Cracks and DMCA
The Crack Tracker is actually really cool. It gives great satisfaction to send out dozens of emails to those morons. Its very convenient to use. We can see the results, which is great. Is there something like that available for torrents as well? Generally, DMCA requests really seem to work. Facebook, Youtube and Google are quite responsive to that. Also: a lot of those “crack sharers” are just average smart - they have their page hosted on godaddy.com etc. So it is actually a quite effective idea to check out WHO shares your cracks, search the ISP on WhoIs and then send an email to them (the ISP/Godaddy). Usually they take down the entire homepage (I get a lot of cry emails of those “crackers” moaning about their pages being taken down) lately I would encourage you to do so as well. It’s not Hydra. Work on it regularly, send out those DMCA requests to the ISPs and they TAKE DOWN the pages. Some of those crackers are even as dumb as listing their own name/phone number on WhoIs for their “free program sharing page”. I can recommend calling them at night. How do you take down torrents? We have searched manually on the most popular torrent pages and DMCAs sometimes work - but a tool would be better. We also use Muso.com for a while - but they are somewhat slow…
Don’t start with “you can never stop cracking” or “cracks don’t matter”. Cracks matter. We have about 150 downloads per day for our software - and found that ONE torrent spread the crack to 2000 people in 6 weeks. Great for sales. People are dishonest. We had people sending us support tickets from their COMPANY email address sending us screenshots of their cracked software (they didn’t know we spotted) and asked for trouble shooting… Calling them in person also works very well in this case. Keep in mind: those people sharing your programs often come from a village somewhere in Pakistan - and do it as a hobby. They are not smart or sophisticated. The crackers may be. The people downloading the cracks are not evil people - just regular persons who don’t think “stealing software is bad”. We tracked down those sharing our program and those using the cracks. There is no “sophisticated scheme” behind it. Punch them in the face - real hard. What is your suggestion coping with torrents? Any tools?
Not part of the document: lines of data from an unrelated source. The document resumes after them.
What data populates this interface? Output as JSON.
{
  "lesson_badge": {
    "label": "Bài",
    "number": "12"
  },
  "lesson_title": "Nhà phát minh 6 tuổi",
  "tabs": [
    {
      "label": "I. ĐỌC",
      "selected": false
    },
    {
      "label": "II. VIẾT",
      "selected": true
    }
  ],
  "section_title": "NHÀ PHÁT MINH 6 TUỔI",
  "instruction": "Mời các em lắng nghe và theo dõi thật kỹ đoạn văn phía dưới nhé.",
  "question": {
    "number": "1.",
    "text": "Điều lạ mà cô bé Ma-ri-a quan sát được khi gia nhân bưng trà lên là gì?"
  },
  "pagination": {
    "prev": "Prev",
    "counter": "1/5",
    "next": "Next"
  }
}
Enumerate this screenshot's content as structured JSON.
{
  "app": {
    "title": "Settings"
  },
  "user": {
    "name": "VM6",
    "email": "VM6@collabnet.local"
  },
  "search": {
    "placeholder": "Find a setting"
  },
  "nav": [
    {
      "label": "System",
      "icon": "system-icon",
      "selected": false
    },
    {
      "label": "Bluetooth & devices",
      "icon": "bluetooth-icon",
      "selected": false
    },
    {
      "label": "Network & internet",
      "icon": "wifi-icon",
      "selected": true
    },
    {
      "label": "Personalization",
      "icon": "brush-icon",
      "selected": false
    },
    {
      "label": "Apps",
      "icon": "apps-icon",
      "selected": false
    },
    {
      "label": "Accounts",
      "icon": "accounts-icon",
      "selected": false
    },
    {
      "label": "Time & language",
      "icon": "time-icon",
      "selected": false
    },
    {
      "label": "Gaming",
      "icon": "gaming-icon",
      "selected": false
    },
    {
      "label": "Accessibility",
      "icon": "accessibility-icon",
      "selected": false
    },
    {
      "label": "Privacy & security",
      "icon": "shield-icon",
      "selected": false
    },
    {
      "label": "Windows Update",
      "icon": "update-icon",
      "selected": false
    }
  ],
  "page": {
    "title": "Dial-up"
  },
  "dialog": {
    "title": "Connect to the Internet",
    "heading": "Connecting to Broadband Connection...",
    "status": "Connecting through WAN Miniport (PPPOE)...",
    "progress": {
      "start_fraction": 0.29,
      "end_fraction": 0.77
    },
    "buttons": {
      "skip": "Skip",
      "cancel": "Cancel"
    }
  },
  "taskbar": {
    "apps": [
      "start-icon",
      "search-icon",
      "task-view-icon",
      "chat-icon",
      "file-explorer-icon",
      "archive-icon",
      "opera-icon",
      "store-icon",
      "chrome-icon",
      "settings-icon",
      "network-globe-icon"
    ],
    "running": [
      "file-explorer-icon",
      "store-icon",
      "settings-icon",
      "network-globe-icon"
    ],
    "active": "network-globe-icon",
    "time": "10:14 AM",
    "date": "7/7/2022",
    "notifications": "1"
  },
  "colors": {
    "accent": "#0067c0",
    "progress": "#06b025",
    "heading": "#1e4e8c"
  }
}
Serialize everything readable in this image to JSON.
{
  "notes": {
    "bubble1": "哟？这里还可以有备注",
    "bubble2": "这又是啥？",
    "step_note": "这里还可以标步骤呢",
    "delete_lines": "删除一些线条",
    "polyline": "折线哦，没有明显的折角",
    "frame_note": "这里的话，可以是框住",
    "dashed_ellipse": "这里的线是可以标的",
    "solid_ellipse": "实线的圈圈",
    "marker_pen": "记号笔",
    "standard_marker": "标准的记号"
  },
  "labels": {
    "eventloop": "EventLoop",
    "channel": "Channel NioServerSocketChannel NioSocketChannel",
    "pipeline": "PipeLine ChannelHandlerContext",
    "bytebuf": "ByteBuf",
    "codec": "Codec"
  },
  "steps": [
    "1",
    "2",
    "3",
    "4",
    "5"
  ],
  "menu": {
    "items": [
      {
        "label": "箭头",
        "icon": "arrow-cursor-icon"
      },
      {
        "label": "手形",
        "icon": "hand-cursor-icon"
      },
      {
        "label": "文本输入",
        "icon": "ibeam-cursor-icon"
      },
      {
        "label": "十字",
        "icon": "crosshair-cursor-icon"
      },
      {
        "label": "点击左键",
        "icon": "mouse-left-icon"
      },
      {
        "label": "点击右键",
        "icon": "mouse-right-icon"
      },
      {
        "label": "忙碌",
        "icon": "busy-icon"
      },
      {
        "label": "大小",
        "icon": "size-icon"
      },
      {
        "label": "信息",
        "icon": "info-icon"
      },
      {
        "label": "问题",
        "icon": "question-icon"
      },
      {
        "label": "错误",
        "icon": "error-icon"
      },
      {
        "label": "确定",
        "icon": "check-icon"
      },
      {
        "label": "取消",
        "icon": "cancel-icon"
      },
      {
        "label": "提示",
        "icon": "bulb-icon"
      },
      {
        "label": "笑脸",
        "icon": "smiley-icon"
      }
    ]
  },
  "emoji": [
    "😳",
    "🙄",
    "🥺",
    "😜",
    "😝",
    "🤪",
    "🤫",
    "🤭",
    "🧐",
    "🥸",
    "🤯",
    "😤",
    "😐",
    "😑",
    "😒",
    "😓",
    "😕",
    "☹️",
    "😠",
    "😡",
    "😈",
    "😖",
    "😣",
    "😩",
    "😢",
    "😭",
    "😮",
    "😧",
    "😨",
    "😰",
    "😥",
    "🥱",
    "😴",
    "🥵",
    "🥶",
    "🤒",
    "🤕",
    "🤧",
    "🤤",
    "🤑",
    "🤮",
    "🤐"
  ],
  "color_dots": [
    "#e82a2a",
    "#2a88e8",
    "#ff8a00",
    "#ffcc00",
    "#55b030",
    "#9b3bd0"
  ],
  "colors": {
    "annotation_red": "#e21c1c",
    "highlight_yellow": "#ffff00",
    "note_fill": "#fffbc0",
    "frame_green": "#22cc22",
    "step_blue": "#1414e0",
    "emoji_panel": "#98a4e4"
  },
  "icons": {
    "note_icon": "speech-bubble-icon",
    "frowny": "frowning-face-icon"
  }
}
Our experience: invest some time, track them down, beat them up. No mercy.
Let the discussion begin